• _WORK INSTRUCTIONS_
Within the listing below, how many lines contain the word "asztal"? Answer with the number only.

• _EXERCISE MATERIAL_
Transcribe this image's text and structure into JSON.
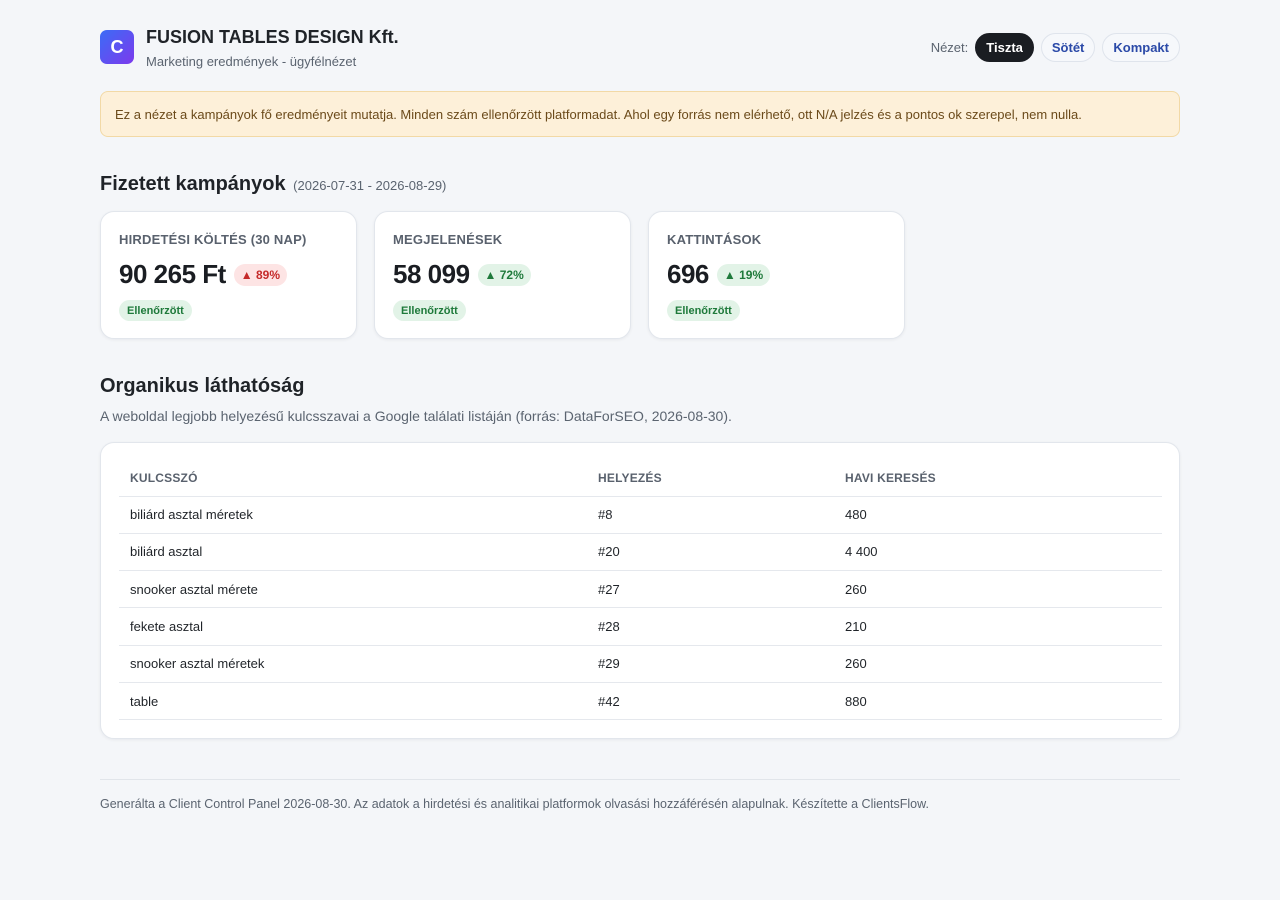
{
  "header": {
    "logo_letter": "C",
    "company": "FUSION TABLES DESIGN Kft.",
    "subtitle": "Marketing eredmények - ügyfélnézet",
    "view_label": "Nézet:",
    "views": [
      {
        "label": "Tiszta",
        "active": true
      },
      {
        "label": "Sötét",
        "active": false
      },
      {
        "label": "Kompakt",
        "active": false
      }
    ]
  },
  "notice": "Ez a nézet a kampányok fő eredményeit mutatja. Minden szám ellenőrzött platformadat. Ahol egy forrás nem elérhető, ott N/A jelzés és a pontos ok szerepel, nem nulla.",
  "paid": {
    "title": "Fizetett kampányok",
    "range": "(2026-07-31 - 2026-08-29)",
    "cards": [
      {
        "label": "HIRDETÉSI KÖLTÉS (30 NAP)",
        "value": "90 265 Ft",
        "delta": "▲ 89%",
        "badge": "Ellenőrzött"
      },
      {
        "label": "MEGJELENÉSEK",
        "value": "58 099",
        "delta": "▲ 72%",
        "badge": "Ellenőrzött"
      },
      {
        "label": "KATTINTÁSOK",
        "value": "696",
        "delta": "▲ 19%",
        "badge": "Ellenőrzött"
      }
    ]
  },
  "organic": {
    "title": "Organikus láthatóság",
    "subtitle": "A weboldal legjobb helyezésű kulcsszavai a Google találati listáján (forrás: DataForSEO, 2026-08-30).",
    "columns": [
      "KULCSSZÓ",
      "HELYEZÉS",
      "HAVI KERESÉS"
    ],
    "rows": [
      [
        "biliárd asztal méretek",
        "#8",
        "480"
      ],
      [
        "biliárd asztal",
        "#20",
        "4 400"
      ],
      [
        "snooker asztal mérete",
        "#27",
        "260"
      ],
      [
        "fekete asztal",
        "#28",
        "210"
      ],
      [
        "snooker asztal méretek",
        "#29",
        "260"
      ],
      [
        "table",
        "#42",
        "880"
      ]
    ]
  },
  "footer": "Generálta a Client Control Panel 2026-08-30. Az adatok a hirdetési és analitikai platformok olvasási hozzáférésén alapulnak. Készítette a ClientsFlow.",
  "colors": {
    "accent_start": "#3b6cf6",
    "accent_end": "#7c3aed",
    "delta_bad": "#c52a2a",
    "delta_good": "#1f7a3b",
    "notice_bg": "#fdf0d9"
  }
}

• _YOUR RESPONSE_
5